Chemical

Chemicals are the simplest classification in the LIMS and represent the lowest level of data complexity. Any and all chemical species (i.e. reagents and products in a synthetic protocol) belong to the Chemical data model. Each Chemical is assigned a distinct category, such as: monomer, polymer, solvent, catalyst, additional reagent (e.g. surfactants), and so on. The list of chemical categories can be expanded at any time, in accordance with user recommendations and BioPACIFIC MIP needs.

Not all fields in the Chemical model are required for user entry; in fact, many of them are optional. Basic information, such as names, formulas, molecular weights, and categories, is required.


Material

Materials are the next level of data complexity. Materials are defined as any and all Chemicals involved in its synthesis. The real identity of the Material, then, is the intended or primary product species.

Key information contained in the Material model include a common name, unique identifier (coming from the corresponding ELN page), synthetic mechanism, and reagent and product chemical species information.


Experimental Data

Each experimental data entry relates back to information concerning the Materials (and, thus, Chemicals) to which the data applies. This means that each time a piece of data is submitted to the LIMS (e.g. a mass spectrum), information about the Material is required by the system. Thankfully, the ELN helps simplify data entry.

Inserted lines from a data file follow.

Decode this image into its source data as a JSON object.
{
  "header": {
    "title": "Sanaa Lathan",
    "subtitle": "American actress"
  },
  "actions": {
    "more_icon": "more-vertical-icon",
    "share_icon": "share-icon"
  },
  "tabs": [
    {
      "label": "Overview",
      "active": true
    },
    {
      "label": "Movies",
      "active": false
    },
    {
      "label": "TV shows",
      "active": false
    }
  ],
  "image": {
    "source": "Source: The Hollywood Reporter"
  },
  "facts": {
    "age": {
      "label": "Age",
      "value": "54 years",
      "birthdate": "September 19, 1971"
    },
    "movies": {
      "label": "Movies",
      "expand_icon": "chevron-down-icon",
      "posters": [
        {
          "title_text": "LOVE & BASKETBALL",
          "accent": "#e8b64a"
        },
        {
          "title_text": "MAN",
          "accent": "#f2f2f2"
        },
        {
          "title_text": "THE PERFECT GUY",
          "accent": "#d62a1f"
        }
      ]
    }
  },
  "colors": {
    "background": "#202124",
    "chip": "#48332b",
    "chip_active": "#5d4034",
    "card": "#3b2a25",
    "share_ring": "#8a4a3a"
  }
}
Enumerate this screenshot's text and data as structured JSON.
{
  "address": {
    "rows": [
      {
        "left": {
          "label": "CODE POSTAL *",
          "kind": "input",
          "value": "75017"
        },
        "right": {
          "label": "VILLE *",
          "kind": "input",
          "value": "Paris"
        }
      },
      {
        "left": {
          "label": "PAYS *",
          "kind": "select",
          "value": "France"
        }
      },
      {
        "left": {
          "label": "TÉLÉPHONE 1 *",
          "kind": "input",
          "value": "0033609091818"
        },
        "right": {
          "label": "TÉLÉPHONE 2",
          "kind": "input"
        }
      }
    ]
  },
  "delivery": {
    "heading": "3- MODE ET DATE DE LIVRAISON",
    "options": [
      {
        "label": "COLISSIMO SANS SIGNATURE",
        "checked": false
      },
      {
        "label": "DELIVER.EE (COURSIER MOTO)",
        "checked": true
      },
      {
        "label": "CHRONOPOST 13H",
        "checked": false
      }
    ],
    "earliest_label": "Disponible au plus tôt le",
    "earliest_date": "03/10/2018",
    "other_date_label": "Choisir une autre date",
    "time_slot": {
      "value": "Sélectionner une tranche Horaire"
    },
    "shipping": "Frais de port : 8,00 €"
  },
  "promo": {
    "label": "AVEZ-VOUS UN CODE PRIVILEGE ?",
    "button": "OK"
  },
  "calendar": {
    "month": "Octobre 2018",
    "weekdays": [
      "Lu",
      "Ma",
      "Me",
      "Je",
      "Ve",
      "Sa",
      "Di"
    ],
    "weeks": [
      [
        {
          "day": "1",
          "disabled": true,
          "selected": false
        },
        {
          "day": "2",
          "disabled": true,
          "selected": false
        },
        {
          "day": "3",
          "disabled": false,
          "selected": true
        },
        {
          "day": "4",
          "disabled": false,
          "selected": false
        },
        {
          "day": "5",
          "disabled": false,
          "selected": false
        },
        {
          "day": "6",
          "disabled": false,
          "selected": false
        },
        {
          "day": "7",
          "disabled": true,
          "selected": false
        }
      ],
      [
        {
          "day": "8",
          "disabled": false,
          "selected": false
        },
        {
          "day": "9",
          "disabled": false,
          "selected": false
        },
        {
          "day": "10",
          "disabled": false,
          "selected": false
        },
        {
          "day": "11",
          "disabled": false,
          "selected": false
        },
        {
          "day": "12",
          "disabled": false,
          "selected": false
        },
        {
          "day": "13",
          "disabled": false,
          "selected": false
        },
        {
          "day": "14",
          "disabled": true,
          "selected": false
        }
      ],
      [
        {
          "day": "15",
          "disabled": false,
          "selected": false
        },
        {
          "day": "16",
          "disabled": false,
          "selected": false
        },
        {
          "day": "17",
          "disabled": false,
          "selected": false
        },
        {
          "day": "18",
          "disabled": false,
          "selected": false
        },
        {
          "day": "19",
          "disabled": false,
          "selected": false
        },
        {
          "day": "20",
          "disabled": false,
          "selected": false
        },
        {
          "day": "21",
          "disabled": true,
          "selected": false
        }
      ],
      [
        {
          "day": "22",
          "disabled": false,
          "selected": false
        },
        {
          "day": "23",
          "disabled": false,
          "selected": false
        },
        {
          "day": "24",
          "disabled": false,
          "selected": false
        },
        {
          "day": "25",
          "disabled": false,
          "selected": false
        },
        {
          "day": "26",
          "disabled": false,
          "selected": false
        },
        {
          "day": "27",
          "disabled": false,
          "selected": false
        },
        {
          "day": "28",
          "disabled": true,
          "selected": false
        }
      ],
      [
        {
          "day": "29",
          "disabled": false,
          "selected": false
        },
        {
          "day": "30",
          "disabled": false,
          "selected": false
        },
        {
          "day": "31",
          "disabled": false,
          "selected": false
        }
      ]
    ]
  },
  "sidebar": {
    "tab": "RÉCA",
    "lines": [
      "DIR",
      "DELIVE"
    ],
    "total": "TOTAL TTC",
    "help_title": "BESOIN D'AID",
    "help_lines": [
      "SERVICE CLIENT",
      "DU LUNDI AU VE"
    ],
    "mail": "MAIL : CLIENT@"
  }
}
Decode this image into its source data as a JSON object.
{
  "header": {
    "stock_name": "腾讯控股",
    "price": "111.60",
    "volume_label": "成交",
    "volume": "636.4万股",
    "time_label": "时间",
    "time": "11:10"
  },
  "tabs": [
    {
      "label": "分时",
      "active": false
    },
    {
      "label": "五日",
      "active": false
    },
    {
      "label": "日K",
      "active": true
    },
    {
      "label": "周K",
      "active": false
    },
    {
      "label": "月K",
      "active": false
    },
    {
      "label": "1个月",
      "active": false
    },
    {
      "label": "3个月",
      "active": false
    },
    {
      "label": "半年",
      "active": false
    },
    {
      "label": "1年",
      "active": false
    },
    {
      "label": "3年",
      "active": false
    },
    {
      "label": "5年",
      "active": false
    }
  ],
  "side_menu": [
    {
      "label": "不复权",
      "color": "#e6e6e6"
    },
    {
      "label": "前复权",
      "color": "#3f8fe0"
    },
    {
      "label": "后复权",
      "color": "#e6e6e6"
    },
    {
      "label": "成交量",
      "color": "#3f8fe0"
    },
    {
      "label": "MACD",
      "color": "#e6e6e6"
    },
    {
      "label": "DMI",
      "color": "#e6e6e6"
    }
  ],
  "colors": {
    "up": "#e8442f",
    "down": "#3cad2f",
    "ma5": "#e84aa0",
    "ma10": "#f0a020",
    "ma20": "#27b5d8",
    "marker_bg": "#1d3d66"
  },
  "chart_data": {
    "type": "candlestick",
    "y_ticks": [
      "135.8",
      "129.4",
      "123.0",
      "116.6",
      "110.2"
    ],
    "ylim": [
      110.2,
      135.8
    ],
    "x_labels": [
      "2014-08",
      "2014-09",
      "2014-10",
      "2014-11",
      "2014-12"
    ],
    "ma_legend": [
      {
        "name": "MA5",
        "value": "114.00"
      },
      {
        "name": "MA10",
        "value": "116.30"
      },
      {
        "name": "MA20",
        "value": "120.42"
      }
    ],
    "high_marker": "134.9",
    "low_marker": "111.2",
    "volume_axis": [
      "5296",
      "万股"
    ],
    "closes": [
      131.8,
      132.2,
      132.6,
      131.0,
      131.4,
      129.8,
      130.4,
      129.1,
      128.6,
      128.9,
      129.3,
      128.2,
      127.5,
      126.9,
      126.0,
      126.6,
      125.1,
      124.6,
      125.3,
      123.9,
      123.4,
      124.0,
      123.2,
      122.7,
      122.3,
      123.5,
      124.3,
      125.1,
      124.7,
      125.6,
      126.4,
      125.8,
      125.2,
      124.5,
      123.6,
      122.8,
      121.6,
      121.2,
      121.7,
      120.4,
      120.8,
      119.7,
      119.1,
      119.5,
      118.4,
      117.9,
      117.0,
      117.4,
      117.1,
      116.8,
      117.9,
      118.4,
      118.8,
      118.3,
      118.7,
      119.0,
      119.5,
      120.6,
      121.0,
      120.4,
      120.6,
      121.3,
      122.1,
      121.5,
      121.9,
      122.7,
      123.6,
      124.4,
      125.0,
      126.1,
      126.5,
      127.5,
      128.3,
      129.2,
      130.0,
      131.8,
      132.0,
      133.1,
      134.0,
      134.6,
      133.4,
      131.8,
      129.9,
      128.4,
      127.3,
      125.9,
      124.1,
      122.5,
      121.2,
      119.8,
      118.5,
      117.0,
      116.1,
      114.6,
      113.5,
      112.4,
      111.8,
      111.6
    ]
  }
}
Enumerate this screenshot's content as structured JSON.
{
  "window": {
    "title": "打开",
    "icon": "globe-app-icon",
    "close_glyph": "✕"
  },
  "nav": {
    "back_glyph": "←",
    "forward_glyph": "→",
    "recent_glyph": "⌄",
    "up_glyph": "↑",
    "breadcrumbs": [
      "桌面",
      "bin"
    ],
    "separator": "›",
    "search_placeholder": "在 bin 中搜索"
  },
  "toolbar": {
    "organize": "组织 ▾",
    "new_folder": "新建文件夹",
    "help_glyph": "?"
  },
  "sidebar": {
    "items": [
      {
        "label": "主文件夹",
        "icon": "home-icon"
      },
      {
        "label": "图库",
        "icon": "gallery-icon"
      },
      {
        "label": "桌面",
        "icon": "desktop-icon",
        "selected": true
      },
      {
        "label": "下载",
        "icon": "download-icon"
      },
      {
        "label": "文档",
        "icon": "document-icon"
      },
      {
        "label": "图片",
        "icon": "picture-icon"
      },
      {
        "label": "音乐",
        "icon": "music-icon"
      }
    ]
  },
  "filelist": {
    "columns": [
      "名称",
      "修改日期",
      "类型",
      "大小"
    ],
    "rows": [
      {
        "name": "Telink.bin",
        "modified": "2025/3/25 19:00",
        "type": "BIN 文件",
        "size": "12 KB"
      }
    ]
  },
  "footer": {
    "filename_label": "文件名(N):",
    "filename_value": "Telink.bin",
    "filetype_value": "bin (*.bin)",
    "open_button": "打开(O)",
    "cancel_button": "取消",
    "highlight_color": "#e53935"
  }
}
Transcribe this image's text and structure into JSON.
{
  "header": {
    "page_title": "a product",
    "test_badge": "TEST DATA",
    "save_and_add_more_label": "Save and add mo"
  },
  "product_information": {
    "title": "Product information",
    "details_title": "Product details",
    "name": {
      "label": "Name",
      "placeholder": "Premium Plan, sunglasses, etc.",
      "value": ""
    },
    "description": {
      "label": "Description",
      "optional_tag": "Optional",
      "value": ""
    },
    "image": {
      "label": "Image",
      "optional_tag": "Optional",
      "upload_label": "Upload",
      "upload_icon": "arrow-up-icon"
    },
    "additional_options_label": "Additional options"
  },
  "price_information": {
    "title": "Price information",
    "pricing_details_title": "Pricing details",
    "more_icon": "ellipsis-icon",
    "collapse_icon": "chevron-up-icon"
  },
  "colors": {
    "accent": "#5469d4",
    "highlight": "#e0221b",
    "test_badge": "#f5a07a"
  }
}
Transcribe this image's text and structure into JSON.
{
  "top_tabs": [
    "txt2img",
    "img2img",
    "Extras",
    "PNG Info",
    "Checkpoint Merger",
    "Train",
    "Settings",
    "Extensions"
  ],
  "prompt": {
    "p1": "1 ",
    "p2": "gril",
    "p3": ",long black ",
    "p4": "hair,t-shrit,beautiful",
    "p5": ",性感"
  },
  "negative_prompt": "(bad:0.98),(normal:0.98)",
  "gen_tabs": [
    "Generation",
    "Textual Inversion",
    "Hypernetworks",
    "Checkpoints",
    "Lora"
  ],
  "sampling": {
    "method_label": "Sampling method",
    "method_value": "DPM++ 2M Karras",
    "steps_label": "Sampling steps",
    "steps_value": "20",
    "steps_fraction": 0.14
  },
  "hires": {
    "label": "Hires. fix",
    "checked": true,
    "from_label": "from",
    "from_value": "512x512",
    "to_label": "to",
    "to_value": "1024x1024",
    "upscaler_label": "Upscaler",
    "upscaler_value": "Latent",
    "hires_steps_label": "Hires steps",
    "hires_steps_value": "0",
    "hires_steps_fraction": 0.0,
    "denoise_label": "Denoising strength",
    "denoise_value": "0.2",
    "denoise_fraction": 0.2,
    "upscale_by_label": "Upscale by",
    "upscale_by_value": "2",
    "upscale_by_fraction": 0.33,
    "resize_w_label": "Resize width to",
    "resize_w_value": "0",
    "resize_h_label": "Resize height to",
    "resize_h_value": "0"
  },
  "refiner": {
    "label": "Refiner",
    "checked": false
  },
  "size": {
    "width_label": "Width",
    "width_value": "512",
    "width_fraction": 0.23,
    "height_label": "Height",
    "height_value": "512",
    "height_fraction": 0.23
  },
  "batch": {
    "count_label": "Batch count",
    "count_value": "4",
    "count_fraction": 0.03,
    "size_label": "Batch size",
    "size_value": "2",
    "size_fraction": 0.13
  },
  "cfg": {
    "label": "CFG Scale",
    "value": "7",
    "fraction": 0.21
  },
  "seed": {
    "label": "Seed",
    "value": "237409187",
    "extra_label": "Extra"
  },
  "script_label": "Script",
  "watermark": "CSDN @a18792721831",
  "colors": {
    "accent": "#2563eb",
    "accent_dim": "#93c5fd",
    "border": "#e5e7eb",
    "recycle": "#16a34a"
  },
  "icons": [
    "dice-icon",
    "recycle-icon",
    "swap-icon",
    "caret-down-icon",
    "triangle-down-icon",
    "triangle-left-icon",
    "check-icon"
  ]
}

Information about Chemicals and Materials is imported into the LIMS through the ELN, via the Import & Upload Data Wizard (Fig 2). All information found in Reagent and Product tables in the ELN gets parsed by the LIMS, and the ELN's unique identifier is also retrieved to link data between the two systems and build the corresponding Chemical and Material data structures within the LIMS database.


Fig 2. Highlight of Import & Upload Data in LIMS navigation menu.

After the user makes this connection between the ELN and LIMS in the Import Wizard, the LIMS will ask a series of short questions before arriving at a data upload screen. More about this process will be described in the Tutorial page.

lims-data-structures.txt · Last modified: 2024/03/05 17:39 by csdunham